Also, there are use cases of reflection that are still uncovered. For the mocking library Mockito (that I help maintain) we do for example need a way of defining classes in any class loader. This was and still is only possible by the use of internal Java APIs for which no alternative is yet offered. As Mockito is only used in test environments, security should not be of concern in this context. But thanks to the retained openness of
sun.misc.Unsafe on which we already rely for instantiating mock classes without constructor calls, we can simply open these APIs by changing their accessibility using its direct memory APIs.
This is of course no good enough solution for the years to come but I am convinced that those concerns can be addressed before removing the Unsafe class entirely. As one possibility, the JVM could be extended with a test module that needs to be resolved explicitly on the command line and which allows such extended access. Another option would be to require the attachment of a Java agent by any test runner because of their ability to break through module barriers. But as for now, any maintained software has an opportunity to resolve its non-standard Java use and continue the discussion on missing APIs in the upcoming years.
Considering the stereotype of the socially anxious computer nerd, software development can be a rather emotional business. Oracle has always been a company that Java developers love to hate and the current discussion partly jumps on this bandwagon. Looking at the success of Java as a language and a platform, I do however think that Oracle deserves credit for its objectively good job in its stewardship.
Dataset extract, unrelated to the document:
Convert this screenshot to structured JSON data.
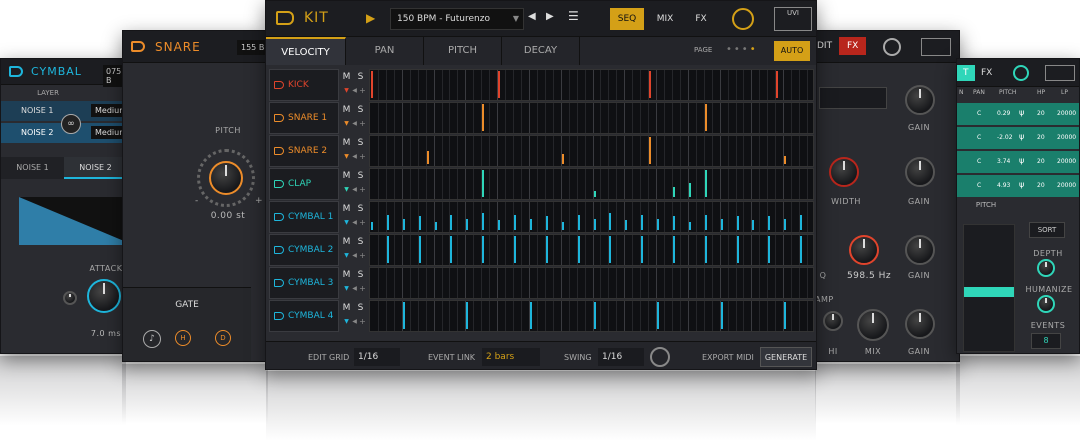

Breaking software today with future success in mind is a delicate and grateless task. Anybody who refactored correct but complex code should be sympathetic to this challenge.
Project Jigsaw has often been criticized for being an unnecessary effort and I admit that this thought had crossed my own mind. Yet, it is thanks to the module systems that dead weight like CORBA or RMI can finally be removed from the JVM. With the implied reduction in size of modular Java applications, the JVM has become more attractive for the use within containerized applications and cloud computing what is surely no coincidence given Oracle’s market strategy. And while it would of course be possible to further postpone this effort to a later Java release, the JVM must address the removal of functionality at some point. Now is as good a time as any.
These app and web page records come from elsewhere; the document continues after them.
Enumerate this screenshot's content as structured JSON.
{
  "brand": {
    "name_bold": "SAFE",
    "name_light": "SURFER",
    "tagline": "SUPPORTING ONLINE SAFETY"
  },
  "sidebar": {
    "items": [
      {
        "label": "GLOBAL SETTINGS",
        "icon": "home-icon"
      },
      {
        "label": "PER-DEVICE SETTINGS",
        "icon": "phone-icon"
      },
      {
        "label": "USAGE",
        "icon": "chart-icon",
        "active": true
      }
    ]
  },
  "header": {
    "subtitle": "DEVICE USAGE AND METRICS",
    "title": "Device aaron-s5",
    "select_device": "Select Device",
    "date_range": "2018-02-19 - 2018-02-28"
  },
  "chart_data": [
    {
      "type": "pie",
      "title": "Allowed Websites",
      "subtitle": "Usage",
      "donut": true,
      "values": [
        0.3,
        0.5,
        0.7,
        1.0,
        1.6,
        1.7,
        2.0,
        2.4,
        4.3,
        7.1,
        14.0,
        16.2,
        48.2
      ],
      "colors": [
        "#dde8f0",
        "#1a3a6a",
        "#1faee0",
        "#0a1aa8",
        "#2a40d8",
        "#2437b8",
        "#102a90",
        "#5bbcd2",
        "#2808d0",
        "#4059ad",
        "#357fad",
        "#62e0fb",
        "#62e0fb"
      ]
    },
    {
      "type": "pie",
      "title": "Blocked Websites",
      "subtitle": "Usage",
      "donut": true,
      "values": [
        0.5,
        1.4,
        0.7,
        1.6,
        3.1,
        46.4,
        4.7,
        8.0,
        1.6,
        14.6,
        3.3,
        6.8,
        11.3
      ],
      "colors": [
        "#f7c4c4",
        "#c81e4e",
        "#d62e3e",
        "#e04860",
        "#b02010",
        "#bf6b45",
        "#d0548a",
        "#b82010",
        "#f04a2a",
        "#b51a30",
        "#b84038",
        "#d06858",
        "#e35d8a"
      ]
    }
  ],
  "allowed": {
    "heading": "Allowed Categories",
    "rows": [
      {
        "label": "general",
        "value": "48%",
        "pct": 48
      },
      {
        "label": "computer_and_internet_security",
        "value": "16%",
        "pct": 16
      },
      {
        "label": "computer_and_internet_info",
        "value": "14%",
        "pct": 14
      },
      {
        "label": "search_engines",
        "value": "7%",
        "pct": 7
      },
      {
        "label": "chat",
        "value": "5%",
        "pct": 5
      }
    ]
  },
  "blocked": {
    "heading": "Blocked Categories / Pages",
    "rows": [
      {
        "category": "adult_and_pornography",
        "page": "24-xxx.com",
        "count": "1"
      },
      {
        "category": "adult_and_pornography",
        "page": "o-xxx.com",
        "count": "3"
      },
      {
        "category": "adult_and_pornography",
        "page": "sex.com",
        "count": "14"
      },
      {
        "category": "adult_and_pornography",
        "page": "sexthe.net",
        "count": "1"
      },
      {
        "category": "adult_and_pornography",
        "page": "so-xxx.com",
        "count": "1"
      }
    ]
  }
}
To ease the upcoming transition, it is important to keep the breaking changes down to a minimum. Therefore, I am convinced that extending the scope of Jigsaw is not in the best interest of the broader Java community. Many of the rejecting votes of the recent ballot asked for the involved parties to find consensus on the outstanding issues. Unfortunately, the features in question can either be implemented or discarded where consensus can only be reached by one party giving up their position.
With the typical Java application in mind, I do hope that Oracle does not answer to the demands with a scope extension only to secure a successful vote on the Jigsaw JSR. Rather, I want to appeal to the expert group members who were voting against the JSR to reconsider their vote with the needs of the entire Java ecosystem in mind where the requirements of existing enterprise module solutions are only one factor among many. With the broad usage of Java, ranging from business applications to low-latency systems, it is only natural that different parties identify different priorities for the evolution of the platform. I am convinced that Oracle has found a common denominator for a module system that serves most users.